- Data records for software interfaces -
********

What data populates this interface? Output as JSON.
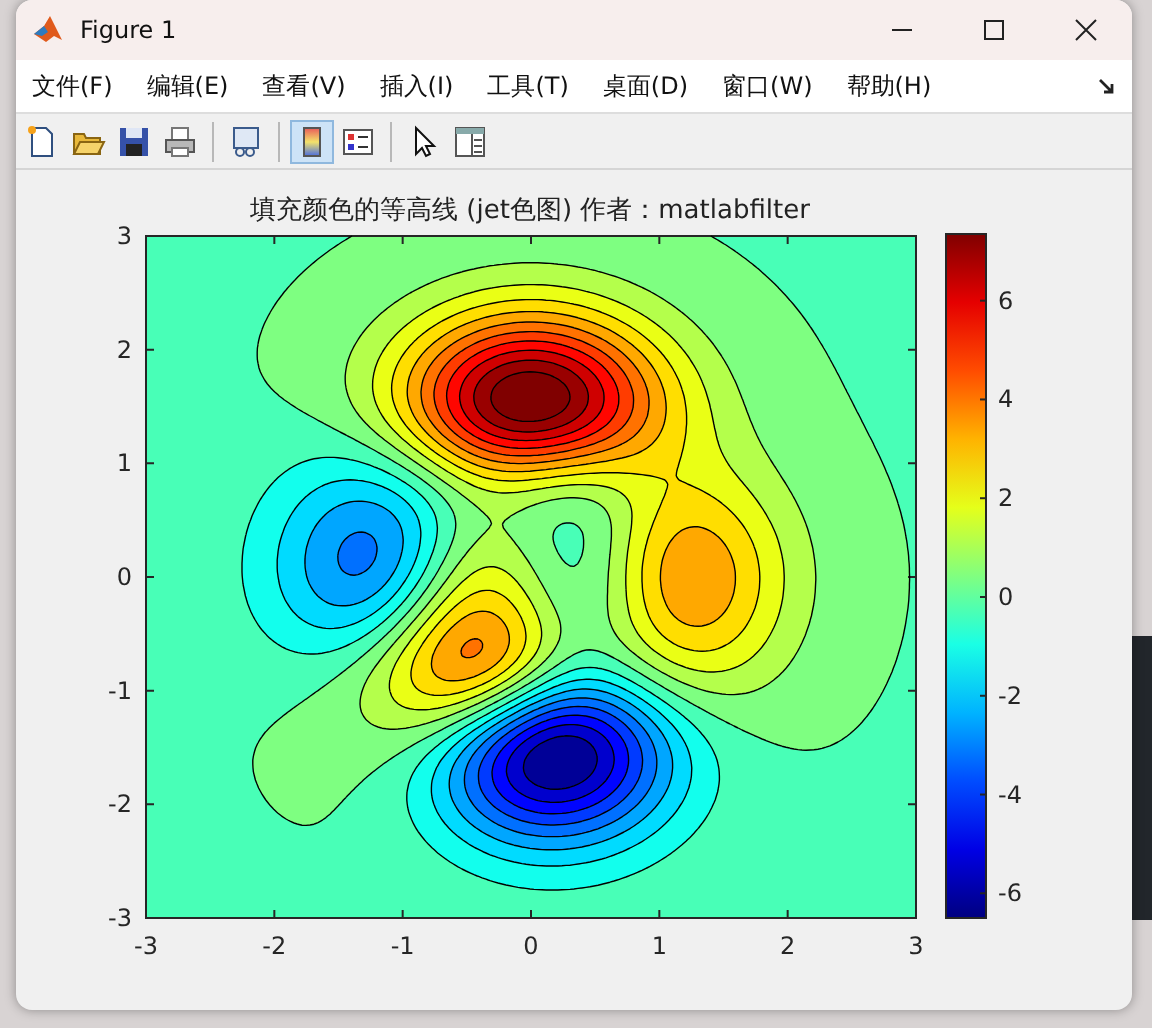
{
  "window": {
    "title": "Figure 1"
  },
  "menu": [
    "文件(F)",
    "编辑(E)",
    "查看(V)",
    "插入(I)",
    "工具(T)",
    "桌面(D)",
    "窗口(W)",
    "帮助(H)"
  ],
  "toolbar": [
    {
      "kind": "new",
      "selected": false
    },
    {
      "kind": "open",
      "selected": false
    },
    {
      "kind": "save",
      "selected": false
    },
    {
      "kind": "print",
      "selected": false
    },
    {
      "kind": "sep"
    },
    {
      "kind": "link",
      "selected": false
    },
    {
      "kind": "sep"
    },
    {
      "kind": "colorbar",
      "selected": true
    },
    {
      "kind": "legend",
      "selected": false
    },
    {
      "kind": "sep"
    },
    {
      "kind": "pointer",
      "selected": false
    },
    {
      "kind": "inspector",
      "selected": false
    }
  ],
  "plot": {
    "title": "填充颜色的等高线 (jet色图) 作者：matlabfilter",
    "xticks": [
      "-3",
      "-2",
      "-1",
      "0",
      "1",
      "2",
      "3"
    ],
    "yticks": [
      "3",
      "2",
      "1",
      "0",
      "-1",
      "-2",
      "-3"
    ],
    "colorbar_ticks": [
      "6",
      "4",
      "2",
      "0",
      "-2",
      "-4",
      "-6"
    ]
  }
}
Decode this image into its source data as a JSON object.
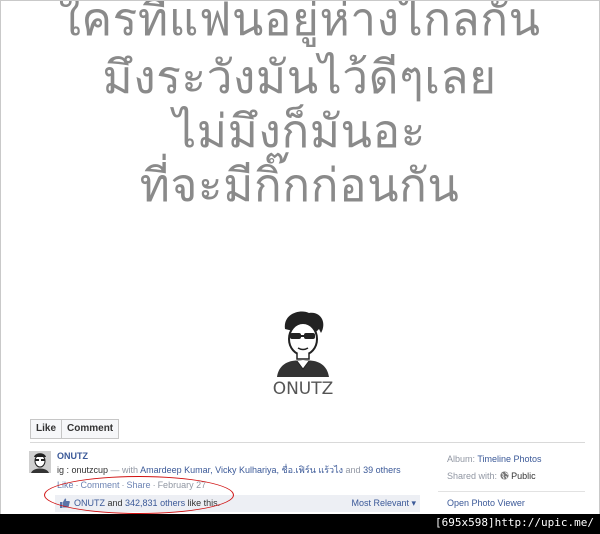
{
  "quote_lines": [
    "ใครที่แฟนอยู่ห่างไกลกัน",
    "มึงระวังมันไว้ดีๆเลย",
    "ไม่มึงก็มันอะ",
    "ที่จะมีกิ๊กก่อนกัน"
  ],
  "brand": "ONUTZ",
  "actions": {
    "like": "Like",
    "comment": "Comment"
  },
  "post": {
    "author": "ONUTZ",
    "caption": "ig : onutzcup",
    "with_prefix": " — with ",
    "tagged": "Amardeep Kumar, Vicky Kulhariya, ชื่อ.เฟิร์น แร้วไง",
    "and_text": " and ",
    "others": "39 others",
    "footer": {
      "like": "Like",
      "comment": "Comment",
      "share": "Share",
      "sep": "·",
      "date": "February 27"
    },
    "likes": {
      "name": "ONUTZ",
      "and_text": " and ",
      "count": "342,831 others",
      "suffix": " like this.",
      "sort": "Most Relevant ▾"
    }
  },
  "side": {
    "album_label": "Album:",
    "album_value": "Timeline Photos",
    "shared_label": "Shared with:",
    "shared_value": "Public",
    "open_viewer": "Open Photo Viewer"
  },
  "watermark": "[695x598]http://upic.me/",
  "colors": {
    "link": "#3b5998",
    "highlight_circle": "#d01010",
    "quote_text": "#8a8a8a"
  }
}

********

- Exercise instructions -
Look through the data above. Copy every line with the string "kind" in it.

- Response to the task -
      "kind": "new",
      "kind": "open",
      "kind": "save",
      "kind": "print",
      "kind": "sep"
      "kind": "link",
      "kind": "sep"
      "kind": "colorbar",
      "kind": "legend",
      "kind": "sep"
      "kind": "pointer",
      "kind": "inspector",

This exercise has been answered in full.